Please show every line in the entries below that includes the word "class".

═════ MATERIAL SHOWN

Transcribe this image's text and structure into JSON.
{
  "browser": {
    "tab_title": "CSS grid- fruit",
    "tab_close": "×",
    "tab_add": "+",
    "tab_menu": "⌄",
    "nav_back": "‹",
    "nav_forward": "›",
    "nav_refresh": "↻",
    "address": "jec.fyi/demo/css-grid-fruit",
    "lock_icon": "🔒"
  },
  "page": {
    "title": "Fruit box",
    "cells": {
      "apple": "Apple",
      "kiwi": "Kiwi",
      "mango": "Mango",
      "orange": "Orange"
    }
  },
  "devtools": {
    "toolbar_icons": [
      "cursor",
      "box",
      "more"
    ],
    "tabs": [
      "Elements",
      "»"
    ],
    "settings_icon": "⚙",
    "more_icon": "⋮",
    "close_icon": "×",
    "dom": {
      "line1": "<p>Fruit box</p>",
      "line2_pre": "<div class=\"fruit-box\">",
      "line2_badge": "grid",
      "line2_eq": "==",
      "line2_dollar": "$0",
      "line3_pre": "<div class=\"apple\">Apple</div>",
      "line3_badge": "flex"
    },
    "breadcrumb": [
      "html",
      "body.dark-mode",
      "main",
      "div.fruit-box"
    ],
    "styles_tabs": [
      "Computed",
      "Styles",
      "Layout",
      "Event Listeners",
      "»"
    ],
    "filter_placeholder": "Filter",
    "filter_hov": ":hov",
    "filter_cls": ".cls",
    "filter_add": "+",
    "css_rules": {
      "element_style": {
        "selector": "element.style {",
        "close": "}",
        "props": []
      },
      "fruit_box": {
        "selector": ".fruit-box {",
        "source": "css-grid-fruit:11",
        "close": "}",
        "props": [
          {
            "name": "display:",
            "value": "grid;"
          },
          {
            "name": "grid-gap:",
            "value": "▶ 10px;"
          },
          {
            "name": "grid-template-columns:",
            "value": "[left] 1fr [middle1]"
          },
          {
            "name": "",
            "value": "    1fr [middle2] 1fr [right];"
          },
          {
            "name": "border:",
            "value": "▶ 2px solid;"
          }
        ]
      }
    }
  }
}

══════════

# OUTPUT OF THE TASK
      "line2_pre": "<div class=\"fruit-box\">",
      "line3_pre": "<div class=\"apple\">Apple</div>",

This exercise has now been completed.